Supplied records:
____
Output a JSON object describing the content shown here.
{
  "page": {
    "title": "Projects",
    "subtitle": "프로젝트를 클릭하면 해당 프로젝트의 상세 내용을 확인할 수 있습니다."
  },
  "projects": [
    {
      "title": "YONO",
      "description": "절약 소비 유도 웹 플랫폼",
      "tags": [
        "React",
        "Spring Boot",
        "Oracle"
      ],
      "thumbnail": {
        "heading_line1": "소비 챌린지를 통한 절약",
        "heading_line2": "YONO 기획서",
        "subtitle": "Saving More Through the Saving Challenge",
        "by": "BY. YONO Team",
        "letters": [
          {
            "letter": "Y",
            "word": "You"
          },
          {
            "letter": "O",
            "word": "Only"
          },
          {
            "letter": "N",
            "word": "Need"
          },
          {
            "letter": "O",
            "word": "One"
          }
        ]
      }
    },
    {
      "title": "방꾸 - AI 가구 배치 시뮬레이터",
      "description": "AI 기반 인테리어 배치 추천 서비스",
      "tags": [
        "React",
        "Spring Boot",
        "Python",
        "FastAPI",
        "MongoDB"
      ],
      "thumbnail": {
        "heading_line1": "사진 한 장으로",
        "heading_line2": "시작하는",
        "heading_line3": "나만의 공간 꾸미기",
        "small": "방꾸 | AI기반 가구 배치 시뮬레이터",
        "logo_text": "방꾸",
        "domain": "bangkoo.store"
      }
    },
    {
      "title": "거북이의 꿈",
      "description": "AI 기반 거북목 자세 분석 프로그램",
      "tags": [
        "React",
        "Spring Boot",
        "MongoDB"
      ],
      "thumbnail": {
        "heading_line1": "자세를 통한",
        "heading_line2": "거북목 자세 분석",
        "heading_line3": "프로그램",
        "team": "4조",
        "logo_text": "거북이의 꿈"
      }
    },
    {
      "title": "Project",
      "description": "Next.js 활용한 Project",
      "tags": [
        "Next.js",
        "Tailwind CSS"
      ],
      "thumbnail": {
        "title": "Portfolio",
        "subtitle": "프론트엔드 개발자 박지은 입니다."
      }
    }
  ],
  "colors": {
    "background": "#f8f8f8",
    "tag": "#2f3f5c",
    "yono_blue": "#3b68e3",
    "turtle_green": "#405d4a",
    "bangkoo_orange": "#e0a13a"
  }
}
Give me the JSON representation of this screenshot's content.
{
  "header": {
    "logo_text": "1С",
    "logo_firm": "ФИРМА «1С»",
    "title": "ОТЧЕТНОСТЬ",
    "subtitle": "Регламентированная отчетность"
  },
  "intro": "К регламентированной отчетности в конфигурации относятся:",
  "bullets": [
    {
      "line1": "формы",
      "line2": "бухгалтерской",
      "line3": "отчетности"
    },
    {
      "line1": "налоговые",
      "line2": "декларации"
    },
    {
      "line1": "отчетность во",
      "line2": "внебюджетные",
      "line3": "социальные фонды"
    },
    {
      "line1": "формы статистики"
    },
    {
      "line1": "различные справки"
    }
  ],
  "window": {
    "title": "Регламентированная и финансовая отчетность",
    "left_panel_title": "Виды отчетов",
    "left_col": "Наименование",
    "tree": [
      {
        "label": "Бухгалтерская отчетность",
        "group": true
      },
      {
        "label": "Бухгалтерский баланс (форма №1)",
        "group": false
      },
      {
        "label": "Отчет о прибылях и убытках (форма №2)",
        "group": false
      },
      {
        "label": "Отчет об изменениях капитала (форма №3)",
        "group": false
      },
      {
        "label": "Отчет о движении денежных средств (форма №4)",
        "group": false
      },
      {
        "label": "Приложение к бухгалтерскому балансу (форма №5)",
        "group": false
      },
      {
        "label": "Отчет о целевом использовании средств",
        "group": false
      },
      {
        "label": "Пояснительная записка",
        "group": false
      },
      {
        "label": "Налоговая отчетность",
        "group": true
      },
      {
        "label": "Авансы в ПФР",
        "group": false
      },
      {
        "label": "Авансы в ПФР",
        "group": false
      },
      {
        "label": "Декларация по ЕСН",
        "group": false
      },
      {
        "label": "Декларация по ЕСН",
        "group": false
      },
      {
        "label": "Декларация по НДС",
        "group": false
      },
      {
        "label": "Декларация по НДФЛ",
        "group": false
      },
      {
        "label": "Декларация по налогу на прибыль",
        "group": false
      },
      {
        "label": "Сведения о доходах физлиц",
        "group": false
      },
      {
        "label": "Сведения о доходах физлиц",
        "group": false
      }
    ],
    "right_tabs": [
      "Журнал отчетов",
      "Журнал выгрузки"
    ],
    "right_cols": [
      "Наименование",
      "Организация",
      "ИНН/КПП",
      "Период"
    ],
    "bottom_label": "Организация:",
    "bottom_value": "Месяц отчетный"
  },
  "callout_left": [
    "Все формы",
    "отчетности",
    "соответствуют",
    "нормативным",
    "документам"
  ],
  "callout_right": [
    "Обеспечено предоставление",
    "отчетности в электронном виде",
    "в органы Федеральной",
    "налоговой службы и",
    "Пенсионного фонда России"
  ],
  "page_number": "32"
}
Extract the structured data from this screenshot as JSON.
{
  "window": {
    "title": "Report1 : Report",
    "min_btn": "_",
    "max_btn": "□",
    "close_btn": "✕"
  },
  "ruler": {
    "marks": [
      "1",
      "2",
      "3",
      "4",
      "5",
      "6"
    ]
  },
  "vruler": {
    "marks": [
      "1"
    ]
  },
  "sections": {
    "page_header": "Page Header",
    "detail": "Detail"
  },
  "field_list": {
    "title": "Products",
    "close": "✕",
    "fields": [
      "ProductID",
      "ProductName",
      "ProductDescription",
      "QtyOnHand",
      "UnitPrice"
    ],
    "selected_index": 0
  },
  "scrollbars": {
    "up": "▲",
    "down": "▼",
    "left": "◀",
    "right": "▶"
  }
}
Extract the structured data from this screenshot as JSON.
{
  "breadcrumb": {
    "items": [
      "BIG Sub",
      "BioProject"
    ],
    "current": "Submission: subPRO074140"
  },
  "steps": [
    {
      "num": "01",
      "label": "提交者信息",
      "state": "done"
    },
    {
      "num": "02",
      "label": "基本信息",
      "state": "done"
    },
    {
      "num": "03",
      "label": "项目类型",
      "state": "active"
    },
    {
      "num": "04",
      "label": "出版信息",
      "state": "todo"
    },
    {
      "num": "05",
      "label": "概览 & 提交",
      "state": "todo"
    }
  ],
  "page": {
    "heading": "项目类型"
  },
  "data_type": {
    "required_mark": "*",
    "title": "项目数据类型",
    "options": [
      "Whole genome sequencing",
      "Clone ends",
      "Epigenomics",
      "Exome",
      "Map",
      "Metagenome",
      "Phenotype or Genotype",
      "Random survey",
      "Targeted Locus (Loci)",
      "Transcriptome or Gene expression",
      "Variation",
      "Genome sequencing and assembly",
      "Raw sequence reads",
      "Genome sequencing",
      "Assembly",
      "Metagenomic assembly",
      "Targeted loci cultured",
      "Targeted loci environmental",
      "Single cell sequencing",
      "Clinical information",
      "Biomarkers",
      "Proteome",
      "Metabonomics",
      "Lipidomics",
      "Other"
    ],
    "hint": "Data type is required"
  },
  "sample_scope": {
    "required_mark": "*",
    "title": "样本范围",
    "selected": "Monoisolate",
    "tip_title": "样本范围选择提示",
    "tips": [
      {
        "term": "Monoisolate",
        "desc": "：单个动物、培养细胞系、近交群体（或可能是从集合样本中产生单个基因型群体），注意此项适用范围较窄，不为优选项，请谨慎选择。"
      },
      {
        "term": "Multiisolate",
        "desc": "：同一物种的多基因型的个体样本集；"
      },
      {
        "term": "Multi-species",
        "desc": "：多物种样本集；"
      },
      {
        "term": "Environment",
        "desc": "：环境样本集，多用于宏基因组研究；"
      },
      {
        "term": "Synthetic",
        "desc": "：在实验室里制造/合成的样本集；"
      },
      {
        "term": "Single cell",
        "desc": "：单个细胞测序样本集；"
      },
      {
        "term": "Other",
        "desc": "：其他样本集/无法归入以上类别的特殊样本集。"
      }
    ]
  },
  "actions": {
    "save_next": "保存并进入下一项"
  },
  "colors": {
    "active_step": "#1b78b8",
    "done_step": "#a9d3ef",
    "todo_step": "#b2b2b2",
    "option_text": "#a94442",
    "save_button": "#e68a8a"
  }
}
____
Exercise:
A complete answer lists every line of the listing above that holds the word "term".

Answer to the exercise:
        "term": "Monoisolate",
        "term": "Multiisolate",
        "term": "Multi-species",
        "term": "Environment",
        "term": "Synthetic",
        "term": "Single cell",
        "term": "Other",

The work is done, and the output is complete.